What happened to Headspace?” Simple question. Hard answer. As Andy, the Headspace guy, would say, “Just like the blue sky. It’s always there.” And that’s part of the point: Headspace. You can always get it. Some just need a little more help getting it than others. 

Yes, I am one of those people. I needed help. A push notification. A “run streak.” A progression of sessions. Something to remind and motivate myself to get some headspace. But, that’s the beauty of technology. Good habits can be gamified. 

And so, I confess. Over the past month my Headspace habit has dropped off. I have a bajillion reasons why, but the long-and-the-short of it is that my morning routine has evolved and Headspace just didn’t fit in anymore. I recognize that this is the excuse of all excuses for not doing something. I also recognize that if something were that important that I would have figured out how to integrate it back into my morning routine.

Headspace is important and I have lived and breathed the benefits of getting some daily. But, I am making an attempt to see the positive side of it… before taking steps to integrate it back into my day-to-day.

Here’s how I’ve rationalized my habit departure: I’m testing myself. 

Testing myself can go super well or horribly wrong. On the super well side, I would have learned enough from my 50+ hours of meditating to be able to implement some of what I learned throughout real life. On the horribly wrong side, my time spent “practicing” would have been insufficient and I’ll revert back to the life as I knew it before Headspace. The only way that I can find out is by testing myself.

The idea of testing myself came to mind while in a Bar Method class. In class there is a lot of talk about “muscle memory” or memory through repetition. With Bar Method there are a finite number of exercises that you aim to perform perfectly through repetition. Since each exercise involves a hefty dose of form-based set-up and small movements, muscle memory is important. The faster you get into form, the better the exercise will be. And chances are, your form will never be completely perfect. There’s just too much to keep track of! 

Here’s the kicker: You have to constantly evaluate your muscle memory to ensure that you’re staying in the correct form. If you lose your form, the exercise will be ineffective. 

Where does that leave me? Headspace. My muscle memory for my old morning routine is alive.

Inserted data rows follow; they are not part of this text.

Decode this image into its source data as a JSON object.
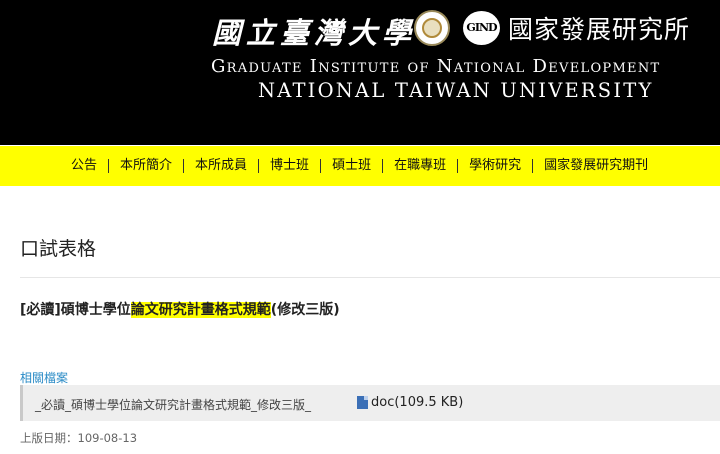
{
  "header": {
    "university_calligraphy": "國立臺灣大學",
    "institute_logo_text": "GIND",
    "institute_name_cn": "國家發展研究所",
    "institute_name_en": "Graduate Institute of National Development",
    "university_name_en": "NATIONAL TAIWAN UNIVERSITY",
    "header_bg": "#000000"
  },
  "nav": {
    "bg": "#ffff00",
    "items": [
      {
        "label": "公告"
      },
      {
        "label": "本所簡介"
      },
      {
        "label": "本所成員"
      },
      {
        "label": "博士班"
      },
      {
        "label": "碩士班"
      },
      {
        "label": "在職專班"
      },
      {
        "label": "學術研究"
      },
      {
        "label": "國家發展研究期刊"
      }
    ]
  },
  "main": {
    "page_title": "口試表格",
    "doc_title": {
      "prefix": "[必讀]碩博士學位",
      "highlight": "論文研究計畫格式規範",
      "suffix": "(修改三版)",
      "highlight_color": "#ffff00"
    },
    "files_label": "相關檔案",
    "files": [
      {
        "name": "_必讀_碩博士學位論文研究計畫格式規範_修改三版_",
        "icon": "word-doc-icon",
        "type_size": "doc(109.5 KB)"
      }
    ],
    "updated": "上版日期：109-08-13",
    "link_color": "#2a8bc6"
  }
}
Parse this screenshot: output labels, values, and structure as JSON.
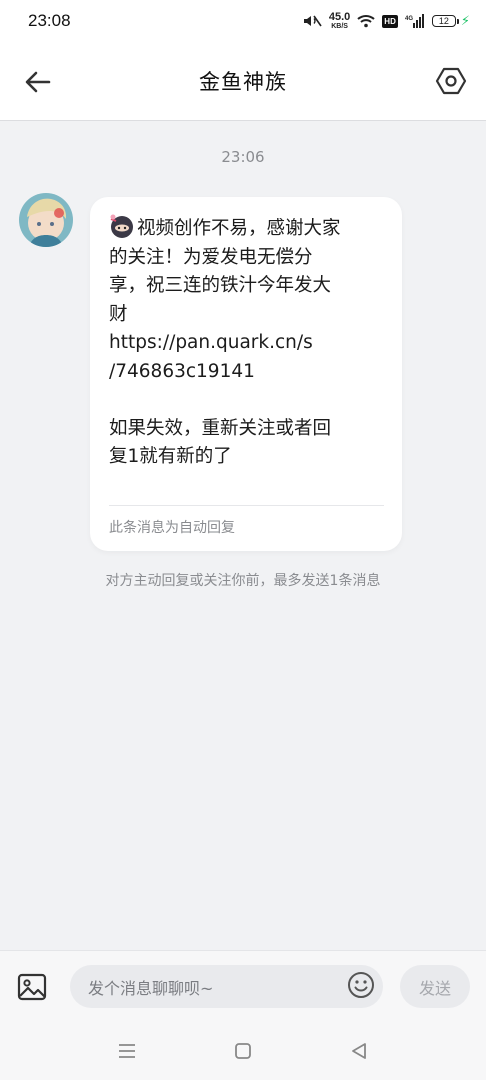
{
  "status_bar": {
    "time": "23:08",
    "net_speed_value": "45.0",
    "net_speed_unit": "KB/S",
    "hd_label": "HD",
    "network_type": "4G",
    "battery_level": "12"
  },
  "header": {
    "title": "金鱼神族"
  },
  "chat": {
    "timestamp": "23:06",
    "message": {
      "lines": [
        "视频创作不易，感谢大家",
        "的关注！为爱发电无偿分",
        "享，祝三连的铁汁今年发大",
        "财",
        "https://pan.quark.cn/s",
        "/746863c19141",
        "",
        "如果失效，重新关注或者回",
        "复1就有新的了"
      ],
      "auto_reply_label": "此条消息为自动回复"
    },
    "notice": "对方主动回复或关注你前，最多发送1条消息"
  },
  "input": {
    "placeholder": "发个消息聊聊呗~",
    "send_label": "发送"
  },
  "icons": {
    "back": "arrow-left-icon",
    "settings": "hexagon-gear-icon",
    "image": "image-icon",
    "emoji": "smiley-icon"
  }
}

Though I’m not currently practicing (by opening the app, going through a session, and continuing a run streak), I am still constantly evaluating my mental state. Which tells me that I might have just used technology, and game dynamics, effectively…

Debra Swersky